10 things small businesses need to know
By Neil Hare
Updated May 18, 2020: The US Treasury Just Provided Guidance On A Safe Zone For PPP Lending. See New Treasury guidelines provide safe harbor for PPP loans.
The federal government recently enacted two laws to help small businesses weather the COVID-19 crisis, including the CARES Law (Coronavirus Aid, Relief, and Economic Security) passed on March 25, which provides $ 349 billion in loans to the Small Business Administration (SBA). The previous bill provided for $ 7 billion in additional loans.
It is important to note that the government’s goal is to get these loans back into the hands of small business owners as quickly as possible, in order to keep them alive and to be able to continue paying their employees. The loans are intended to meet the loss of sales and operating capacity as well as the corresponding inability to pay employees, rent and other business-related costs due to the pandemic. To this end, the SBA tries to relax the previous requirements for obtaining loans and tries to make the process as easy as possible.
There are currently two types of loans available: Economic disaster loans (EIDL) and Paycheque Protection Loans (PPP). You can apply for both loans, but you cannot use the funds from each loan for the same expenses such as payroll, rent, insurance, etc.
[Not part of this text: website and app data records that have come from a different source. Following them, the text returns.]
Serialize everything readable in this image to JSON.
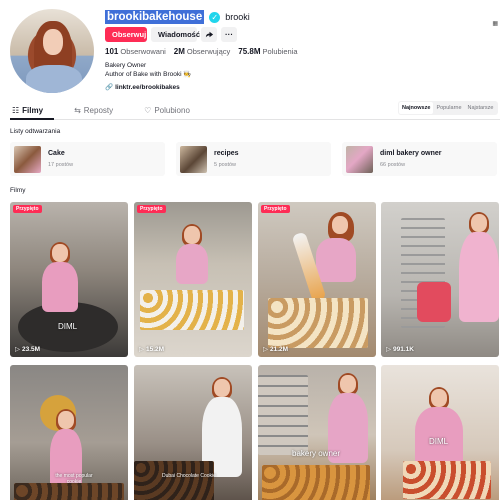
{
  "profile": {
    "username": "brookibakehouse",
    "nickname": "brooki",
    "follow_label": "Obserwuj",
    "message_label": "Wiadomość",
    "stats": [
      {
        "value": "101",
        "label": "Obserwowani"
      },
      {
        "value": "2M",
        "label": "Obserwujący"
      },
      {
        "value": "75.8M",
        "label": "Polubienia"
      }
    ],
    "bio_line1": "Bakery Owner",
    "bio_line2": "Author of Bake with Brooki 🧑‍🍳",
    "link": "linktr.ee/brookibakes"
  },
  "tabs": [
    {
      "label": "Filmy",
      "icon": "grid-icon"
    },
    {
      "label": "Reposty",
      "icon": "repost-icon"
    },
    {
      "label": "Polubiono",
      "icon": "heart-outline-icon"
    }
  ],
  "sort_options": [
    "Najnowsze",
    "Popularne",
    "Najstarsze"
  ],
  "playlists_title": "Listy odtwarzania",
  "playlists": [
    {
      "name": "Cake",
      "count": "17 postów"
    },
    {
      "name": "recipes",
      "count": "5 postów"
    },
    {
      "name": "diml bakery owner",
      "count": "66 postów"
    }
  ],
  "videos_title": "Filmy",
  "videos": [
    {
      "badge": "Przypięto",
      "views": "23.5M",
      "caption": "DIML"
    },
    {
      "badge": "Przypięto",
      "views": "15.2M",
      "caption": ""
    },
    {
      "badge": "Przypięto",
      "views": "21.2M",
      "caption": ""
    },
    {
      "badge": "",
      "views": "991.1K",
      "caption": ""
    },
    {
      "badge": "",
      "views": "",
      "caption": "the most popular cookie"
    },
    {
      "badge": "",
      "views": "",
      "caption": "Dubai Chocolate Cookie"
    },
    {
      "badge": "",
      "views": "",
      "caption": "bakery owner"
    },
    {
      "badge": "",
      "views": "",
      "caption": "DIML"
    }
  ],
  "colors": {
    "accent": "#fe2c55",
    "verified": "#20d5ec",
    "text": "#161823",
    "muted": "#73747b"
  }
}
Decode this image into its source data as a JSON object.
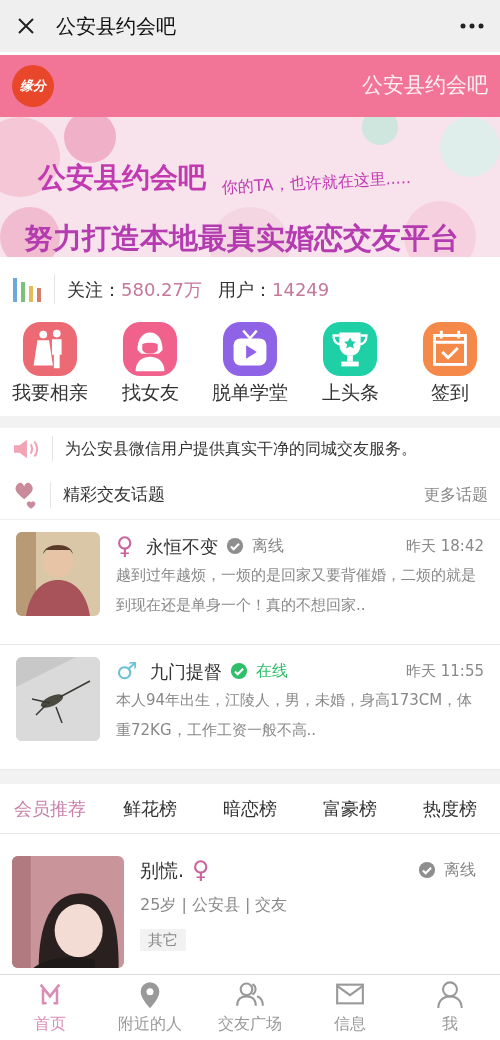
{
  "window": {
    "title": "公安县约会吧"
  },
  "header": {
    "logo": "缘分",
    "title": "公安县约会吧"
  },
  "banner": {
    "title": "公安县约会吧",
    "tagline": "你的TA，也许就在这里.....",
    "slogan": "努力打造本地最真实婚恋交友平台"
  },
  "stats": [
    {
      "label": "关注：",
      "value": "580.27万"
    },
    {
      "label": "用户：",
      "value": "14249"
    }
  ],
  "shortcuts": [
    {
      "label": "我要相亲",
      "kind": "couple",
      "color": "#ec6a73"
    },
    {
      "label": "找女友",
      "kind": "girl",
      "color": "#f0618c"
    },
    {
      "label": "脱单学堂",
      "kind": "tv",
      "color": "#8f63e6"
    },
    {
      "label": "上头条",
      "kind": "trophy",
      "color": "#1fcfa6"
    },
    {
      "label": "签到",
      "kind": "calendar",
      "color": "#f5894a"
    }
  ],
  "notice": "为公安县微信用户提供真实干净的同城交友服务。",
  "topics": {
    "title": "精彩交友话题",
    "more": "更多话题",
    "items": [
      {
        "gender": "♀",
        "name": "永恒不变",
        "online": false,
        "status": "离线",
        "time": "昨天 18:42",
        "text": "越到过年越烦，一烦的是回家又要背催婚，二烦的就是到现在还是单身一个！真的不想回家.."
      },
      {
        "gender": "♂",
        "name": "九门提督",
        "online": true,
        "status": "在线",
        "time": "昨天 11:55",
        "text": "本人94年出生，江陵人，男，未婚，身高173CM，体重72KG，工作工资一般不高.."
      }
    ]
  },
  "rank_tabs": [
    {
      "label": "会员推荐",
      "selected": true
    },
    {
      "label": "鲜花榜",
      "selected": false
    },
    {
      "label": "暗恋榜",
      "selected": false
    },
    {
      "label": "富豪榜",
      "selected": false
    },
    {
      "label": "热度榜",
      "selected": false
    }
  ],
  "members": [
    {
      "name": "别慌.",
      "gender": "♀",
      "online": false,
      "status": "离线",
      "info": "25岁 | 公安县 | 交友",
      "tag": "其它"
    }
  ],
  "nav": [
    {
      "label": "首页",
      "kind": "home",
      "selected": true
    },
    {
      "label": "附近的人",
      "kind": "pin",
      "selected": false
    },
    {
      "label": "交友广场",
      "kind": "people",
      "selected": false
    },
    {
      "label": "信息",
      "kind": "mail",
      "selected": false
    },
    {
      "label": "我",
      "kind": "user",
      "selected": false
    }
  ]
}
Here are 10 things you should know about loan programs:
1. If you are a business with less than 500 employees, you are considered a small business (with a few exceptions) and are eligible for loans. Non-profit organizations and veterans organizations are also eligible. All 50 states have been declared disaster areas and therefore no matter where your business is based you can apply.
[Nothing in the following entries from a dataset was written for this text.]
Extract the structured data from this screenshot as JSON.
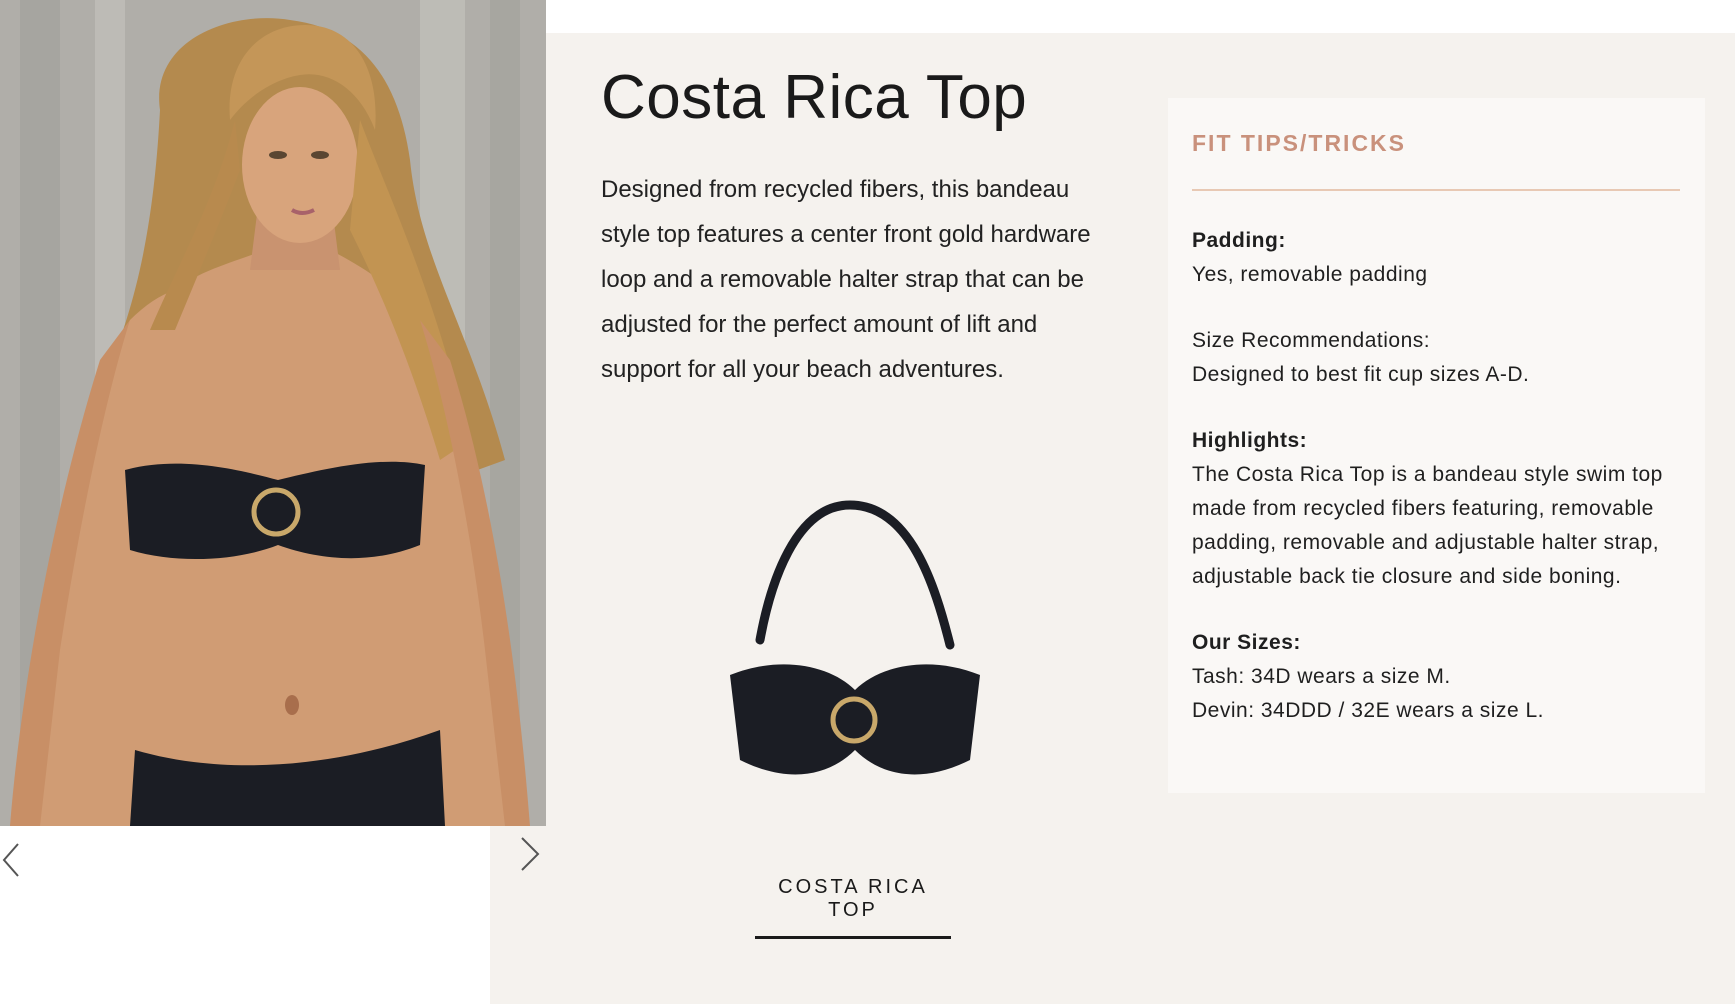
{
  "product": {
    "title": "Costa Rica Top",
    "description": "Designed from recycled fibers, this bandeau style top features a center front gold hardware loop and a removable halter strap that can be adjusted for the perfect amount of lift and support for all your beach adventures.",
    "link_label": "COSTA RICA TOP"
  },
  "gallery": {
    "prev_icon": "chevron-left-icon",
    "next_icon": "chevron-right-icon"
  },
  "fit_tips": {
    "heading": "FIT TIPS/TRICKS",
    "padding_label": "Padding:",
    "padding_value": "Yes, removable padding",
    "size_label": "Size Recommendations:",
    "size_value": "Designed to best fit cup sizes A-D.",
    "highlights_label": "Highlights:",
    "highlights_value": "The Costa Rica Top is a bandeau style swim top made from recycled fibers featuring, removable padding, removable and adjustable halter strap, adjustable back tie closure and side boning.",
    "sizes_label": "Our Sizes:",
    "sizes_line1": "Tash: 34D wears a size M.",
    "sizes_line2": "Devin: 34DDD / 32E wears a size L."
  },
  "colors": {
    "panel": "#f5f2ee",
    "card": "#faf8f6",
    "accent": "#c9917c",
    "swim": "#1b1d24",
    "gold": "#c9a86a"
  }
}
2. EIDL loans offer up to $ 2 million for working capital needs such as fixed debt and payroll. You apply for an EIDL loan on the SBA website www.sba.gov/disaster. The interest rate is 3.75% for businesses and 2.75% for non-profit organizations with a possible term of 30 years. There is an automatic one-year deferral on repayment so that the first payment is not due for a full year, although interest begins to accrue at the time of disbursement.
3. If you are applying for an EIDL loan, you can apply for a $ 10,000 grant for working capital. Do not forget to check the box for the grant application! The requirements for the application have also been reduced and no additional documentation such as income tax returns or personal financial statements are required when submitting the application. The SBA claims that you will receive this grant within three days whether or not you ultimately qualify for a loan. Again, this is a grant that does not have to be repaid.
4. PPP loans provide up to $ 10 million. You should apply for this loan from an SBA certified lender starting April 3. The SBA will certify additional banks to meet demand, but it could take several weeks. You can calculate the amount to which you are entitled by multiplying by 2.5 your average salary costs for all employees up to $ 100,000 of salary per employee. Independent entrepreneurs are not included in this calculation as they can apply for their own PPP loans.
5. Once the loan is secured, you track all these expenses for 8 weeks. After this time, you must return to the lender and document them. They will review and, if acceptable, write off the portion of the loan used for expenses (i.e. it becomes a grant that you don’t have to repay). If you downsize during this period, they will reduce the discount proportionally to the reduction (i.e. if the payroll is reduced by 25%, the discount is reduced by 25%).
6. For the loan part do not forgiven, the interest rate is 1% for a term of two years. Interest accrues from the start of the loan, but there is a 6 month deferral on the first payment and no prepayment penalty.
7. If you received the EIDL grant of $ 10,000, it will be subtracted from the amount of the rebate. All previous EIDL loans can be incorporated into new PPP loans.
8. The SBA waives the previous requirement to have additional credit options, as well as the need to apply for additional credit and not secure it before applying for these loans – the “Credit Test Elsewhere”. The SBA will also be lenient if you have a bad credit rating and are considering future loss of income more than the ability to repay.
9. The SBA waives the obligation to secure the loan with real estate or personal collateral, and the review of personal financial statements.
ten. Apply to sba.gov/funding-programs/disaster-assistance.
Regulations are still evolving when it comes to these loans, so stay tuned for updated information. The bottom line is that the SBA tries to reduce the requirements as much as possible, grant and loan as much money as possible, and provide more lenders to administer these loans. There is a cap on this round of funding, so apply today.
I am a lawyer and president of Global Vision Communication, an agency specializing in strategic communications, marketing and advertising for professional associations, nonprofits, coalitions and businesses. I specialize in small business policy and have led small business awareness campaigns for large organizations such as Visa, MasterCard, US Chamber of Commerce, and US Department of Commerce. I am a writer, a member of a creative think tank, and an expert in communication and business strategy. I am a sought-after speaker at business events on Marketing and Communications, both inside and outside the Beltway. I am also the author of two novels, An Animal Cries and God in Hell’s Kitchen.